Globes Without Brand Names
Owner Not Found
When Wayne and I finished the original two volume Gas Globes Books set back in 1998 or so, our biggest concern was the cross reference problem. We did the best we could with the limited space we had. Many globes can be found using that system back then, but there were just as many gaps. We realized a complete cross reference would wind up as big as one of the large books! So, if you find a gas globe that says, “Valor” which is a very rare Texaco globe, good luck finding it in the books! Today with current technology, gas globes can be searched on our Gas Globes CD we made in 2012 and this will also be the same in our new CD due out soon. Search functions are priceless in today’s fast changing techno society.
I tinkered with the idea of posting on FaceBook, gas globes which the company does not show their name on the globe, such as the “Valor” Texaco globe. I quickly realized the list would be too long but I did post the ones that I feel were the most interesting. These globes are from well known large or major companies and I found it interesting to post photos of a couple dozen of these on the page and also to share this information with our PCM Magazine readers.

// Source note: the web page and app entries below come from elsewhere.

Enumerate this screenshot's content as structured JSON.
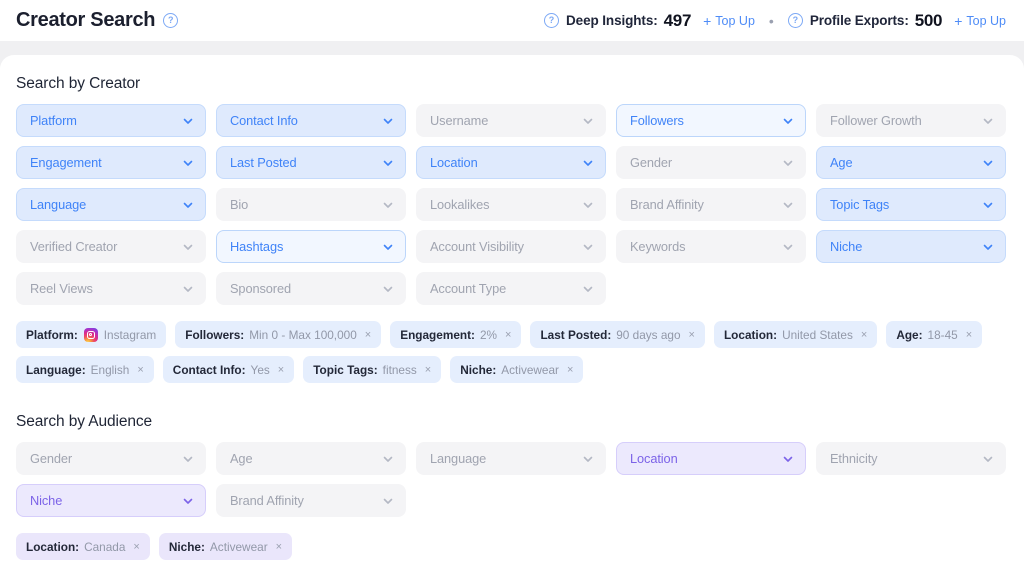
{
  "header": {
    "title": "Creator Search",
    "help_icon": "help-circle-icon",
    "deep_insights": {
      "label": "Deep Insights:",
      "value": "497",
      "topup": "Top Up",
      "plus": "+",
      "help_icon": "help-circle-icon"
    },
    "separator": "•",
    "profile_exports": {
      "label": "Profile Exports:",
      "value": "500",
      "topup": "Top Up",
      "plus": "+",
      "help_icon": "help-circle-icon"
    }
  },
  "creator": {
    "title": "Search by Creator",
    "filters": [
      {
        "label": "Platform",
        "state": "on"
      },
      {
        "label": "Contact Info",
        "state": "on"
      },
      {
        "label": "Username",
        "state": "off"
      },
      {
        "label": "Followers",
        "state": "on-light"
      },
      {
        "label": "Follower Growth",
        "state": "off"
      },
      {
        "label": "Engagement",
        "state": "on"
      },
      {
        "label": "Last Posted",
        "state": "on"
      },
      {
        "label": "Location",
        "state": "on"
      },
      {
        "label": "Gender",
        "state": "off"
      },
      {
        "label": "Age",
        "state": "on"
      },
      {
        "label": "Language",
        "state": "on"
      },
      {
        "label": "Bio",
        "state": "off"
      },
      {
        "label": "Lookalikes",
        "state": "off"
      },
      {
        "label": "Brand Affinity",
        "state": "off"
      },
      {
        "label": "Topic Tags",
        "state": "on"
      },
      {
        "label": "Verified Creator",
        "state": "off"
      },
      {
        "label": "Hashtags",
        "state": "on-light"
      },
      {
        "label": "Account Visibility",
        "state": "off"
      },
      {
        "label": "Keywords",
        "state": "off"
      },
      {
        "label": "Niche",
        "state": "on"
      },
      {
        "label": "Reel Views",
        "state": "off"
      },
      {
        "label": "Sponsored",
        "state": "off"
      },
      {
        "label": "Account Type",
        "state": "off"
      }
    ],
    "chips": [
      {
        "key": "Platform:",
        "value": "Instagram",
        "icon": "instagram-icon",
        "close": ""
      },
      {
        "key": "Followers:",
        "value": "Min 0 - Max 100,000",
        "icon": "",
        "close": "×"
      },
      {
        "key": "Engagement:",
        "value": "2%",
        "icon": "",
        "close": "×"
      },
      {
        "key": "Last Posted:",
        "value": "90 days ago",
        "icon": "",
        "close": "×"
      },
      {
        "key": "Location:",
        "value": "United States",
        "icon": "",
        "close": "×"
      },
      {
        "key": "Age:",
        "value": "18-45",
        "icon": "",
        "close": "×"
      },
      {
        "key": "Language:",
        "value": "English",
        "icon": "",
        "close": "×"
      },
      {
        "key": "Contact Info:",
        "value": "Yes",
        "icon": "",
        "close": "×"
      },
      {
        "key": "Topic Tags:",
        "value": "fitness",
        "icon": "",
        "close": "×"
      },
      {
        "key": "Niche:",
        "value": "Activewear",
        "icon": "",
        "close": "×"
      }
    ]
  },
  "audience": {
    "title": "Search by Audience",
    "filters": [
      {
        "label": "Gender",
        "state": "off"
      },
      {
        "label": "Age",
        "state": "off"
      },
      {
        "label": "Language",
        "state": "off"
      },
      {
        "label": "Location",
        "state": "on-purple"
      },
      {
        "label": "Ethnicity",
        "state": "off"
      },
      {
        "label": "Niche",
        "state": "on-purple"
      },
      {
        "label": "Brand Affinity",
        "state": "off"
      }
    ],
    "chips": [
      {
        "key": "Location:",
        "value": "Canada",
        "icon": "",
        "close": "×"
      },
      {
        "key": "Niche:",
        "value": "Activewear",
        "icon": "",
        "close": "×"
      }
    ]
  },
  "colors": {
    "accent_blue": "#3f83f8",
    "accent_purple": "#7c63e8",
    "chip_blue_bg": "#e5eefd",
    "chip_purple_bg": "#eae6fb",
    "inactive_bg": "#f4f4f6",
    "page_bg": "#f0f0f2"
  }
}
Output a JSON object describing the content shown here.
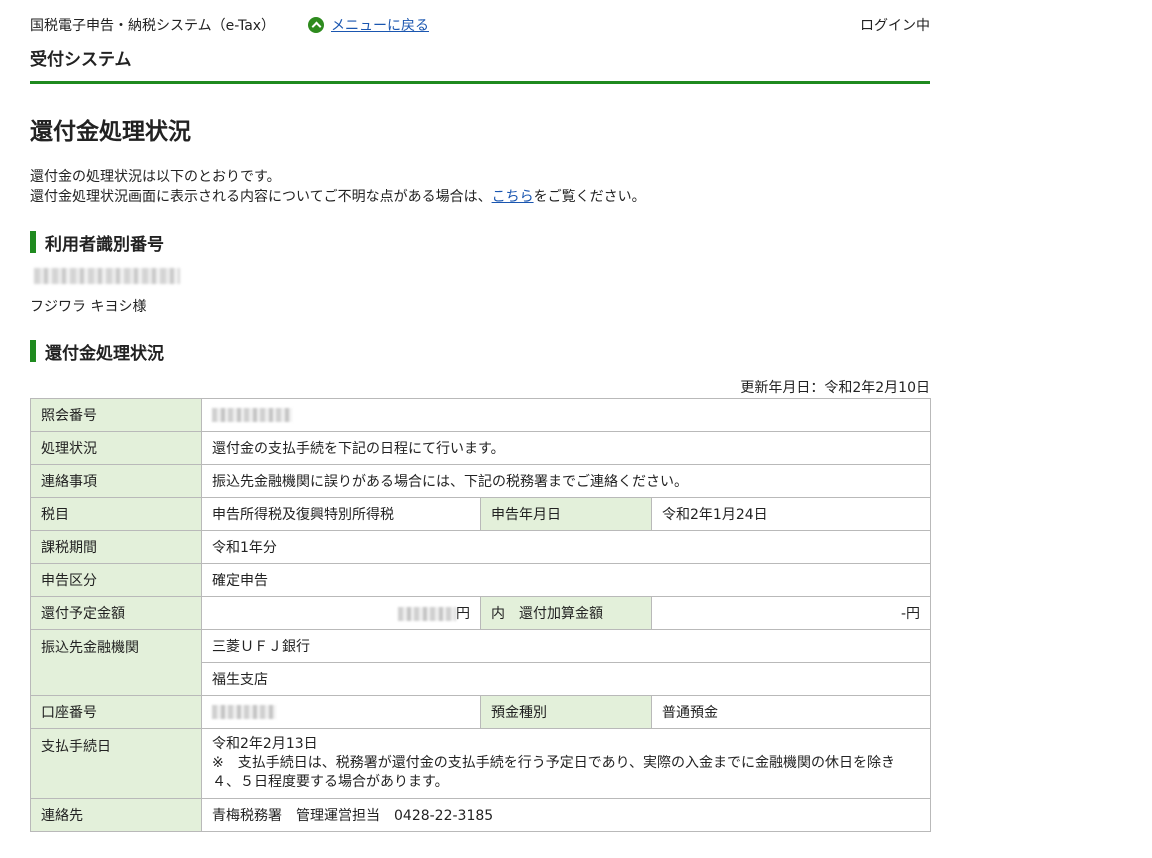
{
  "header": {
    "system_name": "国税電子申告・納税システム（e-Tax）",
    "menu_link": "メニューに戻る",
    "login_status": "ログイン中",
    "subsystem": "受付システム"
  },
  "page": {
    "title": "還付金処理状況",
    "intro_line1": "還付金の処理状況は以下のとおりです。",
    "intro_line2_pre": "還付金処理状況画面に表示される内容についてご不明な点がある場合は、",
    "intro_link": "こちら",
    "intro_line2_post": "をご覧ください。"
  },
  "user_section": {
    "heading": "利用者識別番号",
    "name": "フジワラ キヨシ様"
  },
  "status_section": {
    "heading": "還付金処理状況",
    "updated": "更新年月日：令和2年2月10日"
  },
  "table": {
    "inquiry_no_label": "照会番号",
    "status_label": "処理状況",
    "status_value": "還付金の支払手続を下記の日程にて行います。",
    "contact_note_label": "連絡事項",
    "contact_note_value": "振込先金融機関に誤りがある場合には、下記の税務署までご連絡ください。",
    "tax_item_label": "税目",
    "tax_item_value": "申告所得税及復興特別所得税",
    "filing_date_label": "申告年月日",
    "filing_date_value": "令和2年1月24日",
    "period_label": "課税期間",
    "period_value": "令和1年分",
    "filing_type_label": "申告区分",
    "filing_type_value": "確定申告",
    "refund_amount_label": "還付予定金額",
    "yen": "円",
    "addition_label": "内　還付加算金額",
    "addition_value": "-円",
    "bank_label": "振込先金融機関",
    "bank_name": "三菱ＵＦＪ銀行",
    "branch_name": "福生支店",
    "account_no_label": "口座番号",
    "deposit_type_label": "預金種別",
    "deposit_type_value": "普通預金",
    "payment_date_label": "支払手続日",
    "payment_date_value": "令和2年2月13日",
    "payment_note": "※　支払手続日は、税務署が還付金の支払手続を行う予定日であり、実際の入金までに金融機関の休日を除き４、５日程度要する場合があります。",
    "contact_label": "連絡先",
    "contact_value": "青梅税務署　管理運営担当　0428-22-3185"
  },
  "colors": {
    "accent_green": "#1f8a1f",
    "header_cell_bg": "#e3f0da",
    "link_blue": "#1a56b0"
  },
  "icons": {
    "menu_icon": "chevron-up-circle-icon"
  }
}
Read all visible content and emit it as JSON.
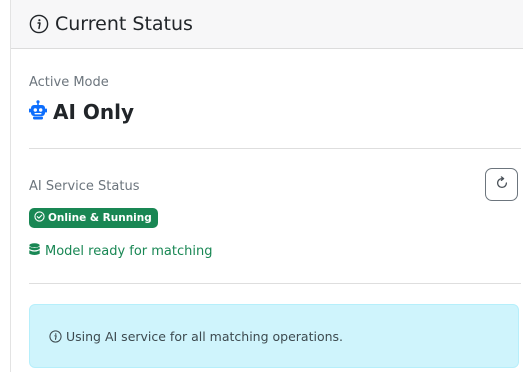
{
  "header": {
    "title": "Current Status",
    "icon": "info-circle-icon"
  },
  "mode": {
    "label": "Active Mode",
    "value": "AI Only",
    "icon": "robot-icon",
    "icon_color": "#0d6efd"
  },
  "service": {
    "label": "AI Service Status",
    "badge": "Online & Running",
    "badge_color": "#198754",
    "model_status": "Model ready for matching",
    "model_icon": "database-icon",
    "refresh_icon": "refresh-icon"
  },
  "alert": {
    "text": "Using AI service for all matching operations.",
    "icon": "info-circle-icon",
    "background": "#cff4fc"
  }
}
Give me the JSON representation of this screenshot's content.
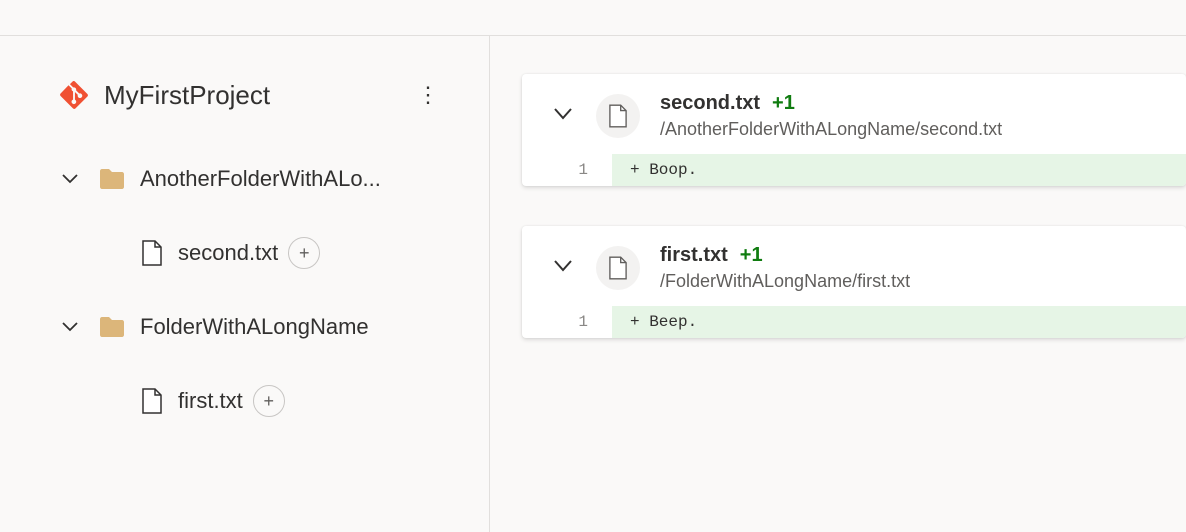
{
  "project": {
    "title": "MyFirstProject"
  },
  "tree": {
    "folders": [
      {
        "label": "AnotherFolderWithALo...",
        "file": {
          "label": "second.txt",
          "badge": "+"
        }
      },
      {
        "label": "FolderWithALongName",
        "file": {
          "label": "first.txt",
          "badge": "+"
        }
      }
    ]
  },
  "diffs": [
    {
      "filename": "second.txt",
      "change": "+1",
      "path": "/AnotherFolderWithALongName/second.txt",
      "line_no": "1",
      "line": "+ Boop."
    },
    {
      "filename": "first.txt",
      "change": "+1",
      "path": "/FolderWithALongName/first.txt",
      "line_no": "1",
      "line": "+ Beep."
    }
  ]
}
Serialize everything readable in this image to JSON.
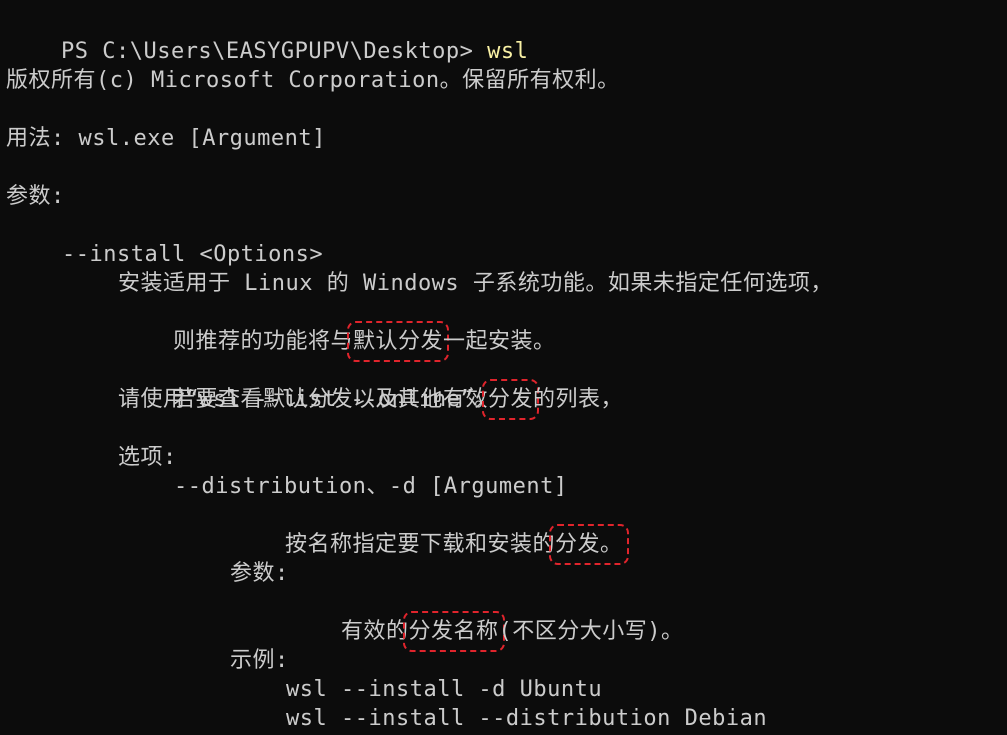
{
  "prompt": {
    "text": "PS C:\\Users\\EASYGPUPV\\Desktop> ",
    "command": "wsl"
  },
  "lines": {
    "copyright": "版权所有(c) Microsoft Corporation。保留所有权利。",
    "usage": "用法: wsl.exe [Argument]",
    "args_heading": "参数:",
    "install_flag": "--install <Options>",
    "install_desc_1": "安装适用于 Linux 的 Windows 子系统功能。如果未指定任何选项，",
    "install_desc_2a": "则推荐的功能将与",
    "install_desc_2b": "默认分发",
    "install_desc_2c": "一起安装。",
    "install_desc_3a": "若要查看默认分发以及其他有效",
    "install_desc_3b": "分发",
    "install_desc_3c": "的列表，",
    "install_desc_4": "请使用“wsl --list --online”。",
    "options_heading": "选项:",
    "distribution_flag": "--distribution、-d [Argument]",
    "distribution_desc_a": "按名称指定要下载和安装的",
    "distribution_desc_b": "分发。",
    "params_heading": "参数:",
    "params_desc_a": "有效的",
    "params_desc_b": "分发名称",
    "params_desc_c": "(不区分大小写)。",
    "examples_heading": "示例:",
    "example_1": "wsl --install -d Ubuntu",
    "example_2": "wsl --install --distribution Debian"
  },
  "colors": {
    "background": "#0c0c0c",
    "text": "#cccccc",
    "command": "#f9f1a5",
    "highlight_box": "#e0242c"
  }
}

Why did companies do this? There are a few main reasons and here they are. Many of these gas globes without a company name are Motor Grade gasolines and the company did not want to put their name on the inferior gasoline. Sometimes the company bought out another company and used their name instead on a sub grade product. Often it was just another logo to attract customers without interfering with their other products. There are perhaps more reasons but these, I would think, are the main ones.
After looking at the photos and seeing what company these represent, you can see how the search engines of today would find such a gas globe in the thousands out there. Some of the examples may surprise you, some you can kind of figure out yourself and others are so rare you would have no idea the company used such a gas globe unless you did a lot of research. One of my favorites is the “Valvoline” magnet gas globe. This globe is not only very rare; it pictures a large “magnet” on it and comes from a very well known and collectible company. Most other major companies used some type of gas globe without posting their name on it and these, to me, are the more interesting ones. It’s strange that sometimes the colors are completely different too!
So you can see from these photos and captions another fun facet of collecting gas pump globes. I’m sure you have something in your collection that falls into this category. Send us some photos!